### DATA TO PROCESS ###

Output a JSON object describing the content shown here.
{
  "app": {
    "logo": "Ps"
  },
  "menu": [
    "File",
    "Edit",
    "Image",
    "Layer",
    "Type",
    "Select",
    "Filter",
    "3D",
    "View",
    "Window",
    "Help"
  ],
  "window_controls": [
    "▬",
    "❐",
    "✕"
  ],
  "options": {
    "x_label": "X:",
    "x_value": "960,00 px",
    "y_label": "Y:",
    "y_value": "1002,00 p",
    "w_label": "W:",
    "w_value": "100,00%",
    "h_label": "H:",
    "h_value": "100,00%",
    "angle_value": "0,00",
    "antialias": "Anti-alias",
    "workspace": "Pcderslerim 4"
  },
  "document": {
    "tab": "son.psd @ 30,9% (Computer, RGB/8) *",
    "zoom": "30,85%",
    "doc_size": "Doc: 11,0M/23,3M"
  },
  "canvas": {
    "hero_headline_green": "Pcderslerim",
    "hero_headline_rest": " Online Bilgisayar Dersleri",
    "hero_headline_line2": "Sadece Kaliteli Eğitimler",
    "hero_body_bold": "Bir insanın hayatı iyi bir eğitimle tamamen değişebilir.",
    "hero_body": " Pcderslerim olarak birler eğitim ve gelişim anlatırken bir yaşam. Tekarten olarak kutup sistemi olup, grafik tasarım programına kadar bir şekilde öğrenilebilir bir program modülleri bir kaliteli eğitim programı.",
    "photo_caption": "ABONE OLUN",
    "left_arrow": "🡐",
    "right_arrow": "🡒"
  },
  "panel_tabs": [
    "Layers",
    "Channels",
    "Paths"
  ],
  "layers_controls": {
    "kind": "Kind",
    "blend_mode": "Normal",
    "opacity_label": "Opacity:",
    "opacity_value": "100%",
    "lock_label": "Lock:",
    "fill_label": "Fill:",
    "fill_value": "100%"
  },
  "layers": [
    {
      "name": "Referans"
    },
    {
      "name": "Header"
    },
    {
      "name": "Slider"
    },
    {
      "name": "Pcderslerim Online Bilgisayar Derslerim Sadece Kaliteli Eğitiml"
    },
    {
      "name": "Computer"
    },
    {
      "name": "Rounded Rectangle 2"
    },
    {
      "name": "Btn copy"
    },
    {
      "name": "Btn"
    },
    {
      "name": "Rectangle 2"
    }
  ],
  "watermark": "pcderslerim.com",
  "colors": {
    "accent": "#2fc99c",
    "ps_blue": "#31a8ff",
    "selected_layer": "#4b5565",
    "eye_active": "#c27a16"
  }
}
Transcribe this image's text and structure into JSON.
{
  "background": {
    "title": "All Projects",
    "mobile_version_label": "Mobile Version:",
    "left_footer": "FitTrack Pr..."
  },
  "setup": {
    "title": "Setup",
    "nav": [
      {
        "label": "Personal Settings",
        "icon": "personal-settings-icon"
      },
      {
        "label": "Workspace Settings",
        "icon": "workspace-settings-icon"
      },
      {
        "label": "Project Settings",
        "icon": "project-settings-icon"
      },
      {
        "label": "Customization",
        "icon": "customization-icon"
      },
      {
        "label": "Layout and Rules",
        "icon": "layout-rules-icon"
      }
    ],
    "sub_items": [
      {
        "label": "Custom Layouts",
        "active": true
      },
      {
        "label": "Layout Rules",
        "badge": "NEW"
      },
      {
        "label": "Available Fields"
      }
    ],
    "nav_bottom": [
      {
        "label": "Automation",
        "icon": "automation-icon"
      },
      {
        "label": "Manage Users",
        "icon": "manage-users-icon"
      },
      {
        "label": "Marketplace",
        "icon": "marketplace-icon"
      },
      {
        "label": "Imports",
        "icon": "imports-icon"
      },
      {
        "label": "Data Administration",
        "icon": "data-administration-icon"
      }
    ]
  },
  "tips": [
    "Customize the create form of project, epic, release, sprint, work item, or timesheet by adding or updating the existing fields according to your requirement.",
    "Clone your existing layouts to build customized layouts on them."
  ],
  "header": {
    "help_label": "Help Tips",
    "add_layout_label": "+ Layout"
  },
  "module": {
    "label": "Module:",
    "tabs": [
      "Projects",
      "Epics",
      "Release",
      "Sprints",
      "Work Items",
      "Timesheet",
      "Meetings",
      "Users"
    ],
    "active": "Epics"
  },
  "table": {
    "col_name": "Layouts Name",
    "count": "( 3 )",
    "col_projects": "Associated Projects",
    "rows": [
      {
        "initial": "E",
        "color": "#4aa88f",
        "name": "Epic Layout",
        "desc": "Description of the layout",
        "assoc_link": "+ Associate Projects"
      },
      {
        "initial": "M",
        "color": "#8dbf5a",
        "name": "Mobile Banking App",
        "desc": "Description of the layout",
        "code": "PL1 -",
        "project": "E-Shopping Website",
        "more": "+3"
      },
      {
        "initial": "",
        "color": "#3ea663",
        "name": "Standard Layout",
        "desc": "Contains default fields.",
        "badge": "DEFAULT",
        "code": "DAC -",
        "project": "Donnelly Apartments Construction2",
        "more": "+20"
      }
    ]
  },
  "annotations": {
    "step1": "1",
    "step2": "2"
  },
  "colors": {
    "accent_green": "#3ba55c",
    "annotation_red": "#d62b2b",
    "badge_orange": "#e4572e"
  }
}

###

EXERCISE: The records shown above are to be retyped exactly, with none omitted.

EXERCISE RESPONSE:
Output a JSON object describing the content shown here.
{
  "app": {
    "logo": "Ps"
  },
  "menu": [
    "File",
    "Edit",
    "Image",
    "Layer",
    "Type",
    "Select",
    "Filter",
    "3D",
    "View",
    "Window",
    "Help"
  ],
  "window_controls": [
    "▬",
    "❐",
    "✕"
  ],
  "options": {
    "x_label": "X:",
    "x_value": "960,00 px",
    "y_label": "Y:",
    "y_value": "1002,00 p",
    "w_label": "W:",
    "w_value": "100,00%",
    "h_label": "H:",
    "h_value": "100,00%",
    "angle_value": "0,00",
    "antialias": "Anti-alias",
    "workspace": "Pcderslerim 4"
  },
  "document": {
    "tab": "son.psd @ 30,9% (Computer, RGB/8) *",
    "zoom": "30,85%",
    "doc_size": "Doc: 11,0M/23,3M"
  },
  "canvas": {
    "hero_headline_green": "Pcderslerim",
    "hero_headline_rest": " Online Bilgisayar Dersleri",
    "hero_headline_line2": "Sadece Kaliteli Eğitimler",
    "hero_body_bold": "Bir insanın hayatı iyi bir eğitimle tamamen değişebilir.",
    "hero_body": " Pcderslerim olarak birler eğitim ve gelişim anlatırken bir yaşam. Tekarten olarak kutup sistemi olup, grafik tasarım programına kadar bir şekilde öğrenilebilir bir program modülleri bir kaliteli eğitim programı.",
    "photo_caption": "ABONE OLUN",
    "left_arrow": "🡐",
    "right_arrow": "🡒"
  },
  "panel_tabs": [
    "Layers",
    "Channels",
    "Paths"
  ],
  "layers_controls": {
    "kind": "Kind",
    "blend_mode": "Normal",
    "opacity_label": "Opacity:",
    "opacity_value": "100%",
    "lock_label": "Lock:",
    "fill_label": "Fill:",
    "fill_value": "100%"
  },
  "layers": [
    {
      "name": "Referans"
    },
    {
      "name": "Header"
    },
    {
      "name": "Slider"
    },
    {
      "name": "Pcderslerim Online Bilgisayar Derslerim Sadece Kaliteli Eğitiml"
    },
    {
      "name": "Computer"
    },
    {
      "name": "Rounded Rectangle 2"
    },
    {
      "name": "Btn copy"
    },
    {
      "name": "Btn"
    },
    {
      "name": "Rectangle 2"
    }
  ],
  "watermark": "pcderslerim.com",
  "colors": {
    "accent": "#2fc99c",
    "ps_blue": "#31a8ff",
    "selected_layer": "#4b5565",
    "eye_active": "#c27a16"
  }
}
Transcribe this image's text and structure into JSON.
{
  "background": {
    "title": "All Projects",
    "mobile_version_label": "Mobile Version:",
    "left_footer": "FitTrack Pr..."
  },
  "setup": {
    "title": "Setup",
    "nav": [
      {
        "label": "Personal Settings",
        "icon": "personal-settings-icon"
      },
      {
        "label": "Workspace Settings",
        "icon": "workspace-settings-icon"
      },
      {
        "label": "Project Settings",
        "icon": "project-settings-icon"
      },
      {
        "label": "Customization",
        "icon": "customization-icon"
      },
      {
        "label": "Layout and Rules",
        "icon": "layout-rules-icon"
      }
    ],
    "sub_items": [
      {
        "label": "Custom Layouts",
        "active": true
      },
      {
        "label": "Layout Rules",
        "badge": "NEW"
      },
      {
        "label": "Available Fields"
      }
    ],
    "nav_bottom": [
      {
        "label": "Automation",
        "icon": "automation-icon"
      },
      {
        "label": "Manage Users",
        "icon": "manage-users-icon"
      },
      {
        "label": "Marketplace",
        "icon": "marketplace-icon"
      },
      {
        "label": "Imports",
        "icon": "imports-icon"
      },
      {
        "label": "Data Administration",
        "icon": "data-administration-icon"
      }
    ]
  },
  "tips": [
    "Customize the create form of project, epic, release, sprint, work item, or timesheet by adding or updating the existing fields according to your requirement.",
    "Clone your existing layouts to build customized layouts on them."
  ],
  "header": {
    "help_label": "Help Tips",
    "add_layout_label": "+ Layout"
  },
  "module": {
    "label": "Module:",
    "tabs": [
      "Projects",
      "Epics",
      "Release",
      "Sprints",
      "Work Items",
      "Timesheet",
      "Meetings",
      "Users"
    ],
    "active": "Epics"
  },
  "table": {
    "col_name": "Layouts Name",
    "count": "( 3 )",
    "col_projects": "Associated Projects",
    "rows": [
      {
        "initial": "E",
        "color": "#4aa88f",
        "name": "Epic Layout",
        "desc": "Description of the layout",
        "assoc_link": "+ Associate Projects"
      },
      {
        "initial": "M",
        "color": "#8dbf5a",
        "name": "Mobile Banking App",
        "desc": "Description of the layout",
        "code": "PL1 -",
        "project": "E-Shopping Website",
        "more": "+3"
      },
      {
        "initial": "",
        "color": "#3ea663",
        "name": "Standard Layout",
        "desc": "Contains default fields.",
        "badge": "DEFAULT",
        "code": "DAC -",
        "project": "Donnelly Apartments Construction2",
        "more": "+20"
      }
    ]
  },
  "annotations": {
    "step1": "1",
    "step2": "2"
  },
  "colors": {
    "accent_green": "#3ba55c",
    "annotation_red": "#d62b2b",
    "badge_orange": "#e4572e"
  }
}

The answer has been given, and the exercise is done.